## [WHAT YOU ARE ASKED TO DO]
Would you count the lines in the entries below that contain "icon"? Reply with the number only.

## [MATERIAL PROVIDED]
-------

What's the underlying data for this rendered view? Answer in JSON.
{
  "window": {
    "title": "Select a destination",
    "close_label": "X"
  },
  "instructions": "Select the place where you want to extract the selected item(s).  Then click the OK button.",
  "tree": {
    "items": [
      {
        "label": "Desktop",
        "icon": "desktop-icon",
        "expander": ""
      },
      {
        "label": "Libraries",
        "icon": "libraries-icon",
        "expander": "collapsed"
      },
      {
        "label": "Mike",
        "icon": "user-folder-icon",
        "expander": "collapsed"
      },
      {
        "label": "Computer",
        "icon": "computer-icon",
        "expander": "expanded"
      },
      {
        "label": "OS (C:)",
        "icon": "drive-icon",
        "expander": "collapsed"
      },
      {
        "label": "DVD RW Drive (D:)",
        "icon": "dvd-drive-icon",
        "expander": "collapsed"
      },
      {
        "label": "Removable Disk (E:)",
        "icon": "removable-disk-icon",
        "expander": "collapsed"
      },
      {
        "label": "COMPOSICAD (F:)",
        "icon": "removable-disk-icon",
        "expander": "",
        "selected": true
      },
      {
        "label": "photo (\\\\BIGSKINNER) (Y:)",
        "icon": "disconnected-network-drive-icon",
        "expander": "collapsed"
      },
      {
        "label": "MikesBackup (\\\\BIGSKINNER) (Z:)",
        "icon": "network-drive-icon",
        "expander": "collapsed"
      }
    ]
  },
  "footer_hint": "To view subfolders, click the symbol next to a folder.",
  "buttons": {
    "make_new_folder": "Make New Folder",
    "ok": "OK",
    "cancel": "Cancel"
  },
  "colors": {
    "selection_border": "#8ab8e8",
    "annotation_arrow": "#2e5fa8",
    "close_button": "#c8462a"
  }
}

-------

## [PROBLEM SOLUTION]
10